Sir John Soane Museum is definitely one of these peculiar exhibit spaces where the absence of light challenges the curatorial profession, and its narrow use of light is one aspect worth focusing on, as its fundamental value to a viewer’s experience is vacant, and puts the museum at a disadvantage.
Upon entering the house, the observers pauses their journey, look around the obscure rooms, and are overwhelmed. This is not a regular exhibition place, but rather a mystical tomb or a house of horrors. A few flickering candles, furniture seemingly missing in places, and the ticking of old clocks hold the secret of the glorious past this space had. In places the uniform obscurity is interrupted by impotent rays of light, which penetrate from the misty ceiling windows; a futile attempt to illuminate the space. What is left today of Sir John Soane’s house is grim, and cryptic, absent of vividness.
The dim atmosphere in the halls is exaggerated by the nature of the building and its architecture. It also hints at a potential desire to a different approach to display. However, the outcome fails to captivate the viewer. This lack of light restricts the exhibition from unfolding, taking away a lot of the freedom, which the observer might have enjoyed, to consume and cherish the presented works of art. In fact, the art lover can hardly see any of the pieces.

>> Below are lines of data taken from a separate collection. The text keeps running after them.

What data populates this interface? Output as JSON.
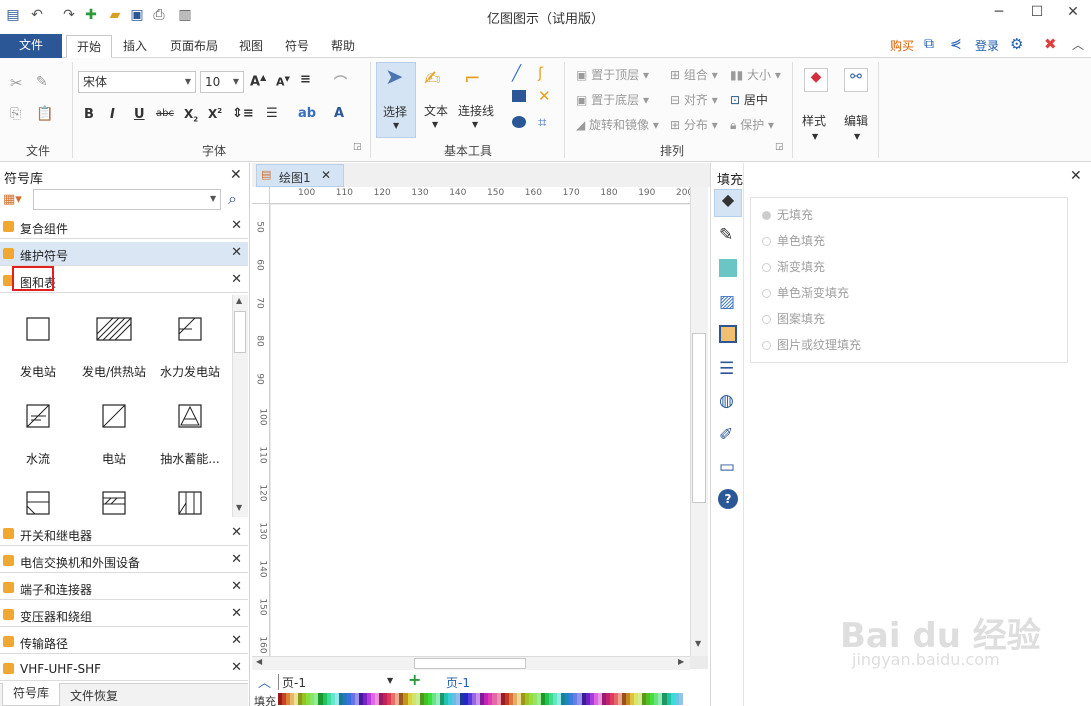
{
  "app_title": "亿图图示（试用版）",
  "tabs": [
    "文件",
    "开始",
    "插入",
    "页面布局",
    "视图",
    "符号",
    "帮助"
  ],
  "header_right": {
    "buy": "购买",
    "login": "登录"
  },
  "ribbon": {
    "groups": {
      "file": "文件",
      "font": "字体",
      "basic_tools": "基本工具",
      "arrange": "排列"
    },
    "font_name": "宋体",
    "font_size": "10",
    "tools": {
      "select": "选择",
      "text": "文本",
      "connector": "连接线"
    },
    "arrange": {
      "bring_front": "置于顶层",
      "send_back": "置于底层",
      "rotate": "旋转和镜像",
      "group": "组合",
      "align": "对齐",
      "distribute": "分布",
      "size": "大小",
      "center": "居中",
      "protect": "保护"
    },
    "style": "样式",
    "edit": "编辑"
  },
  "left_panel": {
    "title": "符号库",
    "search_placeholder": "",
    "libraries_top": [
      "复合组件",
      "维护符号",
      "图和表"
    ],
    "shapes": [
      "发电站",
      "发电/供热站",
      "水力发电站",
      "水流",
      "电站",
      "抽水蓄能..."
    ],
    "libraries_bottom": [
      "开关和继电器",
      "电信交换机和外围设备",
      "端子和连接器",
      "变压器和绕组",
      "传输路径",
      "VHF-UHF-SHF"
    ],
    "bottom_tabs": [
      "符号库",
      "文件恢复"
    ]
  },
  "document": {
    "tab_name": "绘图1",
    "h_ruler": [
      "100",
      "110",
      "120",
      "130",
      "140",
      "150",
      "160",
      "170",
      "180",
      "190",
      "200"
    ],
    "v_ruler": [
      "50",
      "60",
      "70",
      "80",
      "90",
      "100",
      "110",
      "120",
      "130",
      "140",
      "150",
      "160"
    ],
    "page_select": "页-1",
    "page_tab": "页-1",
    "fill_label": "填充"
  },
  "fill_panel": {
    "title": "填充",
    "options": [
      "无填充",
      "单色填充",
      "渐变填充",
      "单色渐变填充",
      "图案填充",
      "图片或纹理填充"
    ]
  },
  "colors": {
    "file_tab": "#2b5797",
    "star": "#f0a830",
    "accent_blue": "#1f5fb0"
  }
}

One can make an argument that the purpose of the exhibit is to leave the viewers unfulfilled. Yet, there is a fine line. The notion that limited light can enhance the experience, seems to be abused to an extent of no return, and instead of enjoying a home of the muses, the viewers leave Soane Museum with guilt, because they might have not grasped entirely the beauty of the displayed.